Now, that promise is being ignored and access to those same beaches is slowly being taken away to save the Piping Plover. Those who are trying to take access away try to diminish the impact by claiming it is just 12% of the beaches being affected. 12% is not much in the overall picture but this number is deceiving.
There are around 80 miles of beach in the Cape Hatteras National Seashore. If we lose access to 12% of that amount it would be insignificant except for the fact the access has been taken away from a large part of it already. Of the 80 miles only 50 miles is open to ORV access and this number does not take into account all of the areas that are closed seasonally to protect shore bird and turtle nests. Closing another 12% of the park would bring the total closed areas to more than 50% of the park and this is only counting the permanent closures. If there is any evidence of bird or turtle nesting activity beaches are closed on a moments notice.
40% of Cape Hatteras National Seashore is already permanently closed to ORV use and what is the net result? Let’s look at nesting bird population on Pea Island National Wildlife refuge on the north end of Hatteras Island. There has not been ORV access to Pea Island for over 30 years so one should expect to see healthy colonies of birds utilizing this preserve. The problem is there are none. No Piping Plover has ever used Pea Island to nest.
If ORV use is the problem for piping plovers how come the birds have not taken advantage of the 30 miles of protected beachfront on Hatteras Island? The reason is because the problems facing the Piping Plovers are bigger than trucks on the beach. Their success at breeding is abysmal. There is something else affecting the birds and it is either being ignored or neglected.

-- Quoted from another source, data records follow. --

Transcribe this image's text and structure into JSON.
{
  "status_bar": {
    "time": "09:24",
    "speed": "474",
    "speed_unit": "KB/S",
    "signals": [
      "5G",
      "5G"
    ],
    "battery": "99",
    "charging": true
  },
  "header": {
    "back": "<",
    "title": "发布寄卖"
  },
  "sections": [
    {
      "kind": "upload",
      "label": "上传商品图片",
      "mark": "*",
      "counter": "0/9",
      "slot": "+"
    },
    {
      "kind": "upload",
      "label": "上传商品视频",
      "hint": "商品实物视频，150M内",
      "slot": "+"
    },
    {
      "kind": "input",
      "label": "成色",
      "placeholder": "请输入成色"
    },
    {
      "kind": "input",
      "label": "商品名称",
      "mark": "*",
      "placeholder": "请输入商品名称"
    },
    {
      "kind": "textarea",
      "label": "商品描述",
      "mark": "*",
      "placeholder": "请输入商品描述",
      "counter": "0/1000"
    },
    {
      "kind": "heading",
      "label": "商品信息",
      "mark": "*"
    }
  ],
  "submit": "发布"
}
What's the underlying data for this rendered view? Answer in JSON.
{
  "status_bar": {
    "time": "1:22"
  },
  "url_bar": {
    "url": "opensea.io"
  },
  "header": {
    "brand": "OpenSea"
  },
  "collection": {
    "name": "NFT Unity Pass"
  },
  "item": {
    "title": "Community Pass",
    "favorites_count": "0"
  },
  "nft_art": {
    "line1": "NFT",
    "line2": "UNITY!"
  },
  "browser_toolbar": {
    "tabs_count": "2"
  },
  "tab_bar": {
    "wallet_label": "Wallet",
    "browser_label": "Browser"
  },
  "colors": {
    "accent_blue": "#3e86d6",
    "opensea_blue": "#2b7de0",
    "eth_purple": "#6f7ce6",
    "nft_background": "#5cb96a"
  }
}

The Piping Plovers could be falling victim to pollution or any number of environmental concerns but we will never know because all of the blame is being directed at the trucks driving on the beach. Migrating birds of all species stop off in the Delaware Bay in the spring of every year to fatten up before the breeding season. They like the Delaware Bay because at the same time the birds stop off the Horse Shoe Crabs come ashore and lay billions of eggs in the shallows. This supply of food is diminishing as Horse Shoe crabs are being over fished to use as bait to catch Whelks. Without this abundant food source there is nothing that will save the birds.
As long as everyone’s attention is on ORV use the real culprit behind the decline of the Plovers will go unobserved and unattended. Where are the Piping Plovers? This is where the real research is needed.